The records:
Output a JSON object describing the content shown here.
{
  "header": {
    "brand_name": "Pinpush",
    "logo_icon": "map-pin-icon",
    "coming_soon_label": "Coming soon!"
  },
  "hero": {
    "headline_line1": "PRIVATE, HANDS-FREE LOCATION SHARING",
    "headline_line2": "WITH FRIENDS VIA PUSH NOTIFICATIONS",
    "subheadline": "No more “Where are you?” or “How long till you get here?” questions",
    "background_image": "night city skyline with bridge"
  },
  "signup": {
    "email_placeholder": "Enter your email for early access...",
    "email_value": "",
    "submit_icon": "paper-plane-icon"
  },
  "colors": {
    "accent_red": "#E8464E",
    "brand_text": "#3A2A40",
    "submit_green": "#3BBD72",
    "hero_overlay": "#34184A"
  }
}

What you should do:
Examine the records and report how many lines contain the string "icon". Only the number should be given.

Answer to this task:
2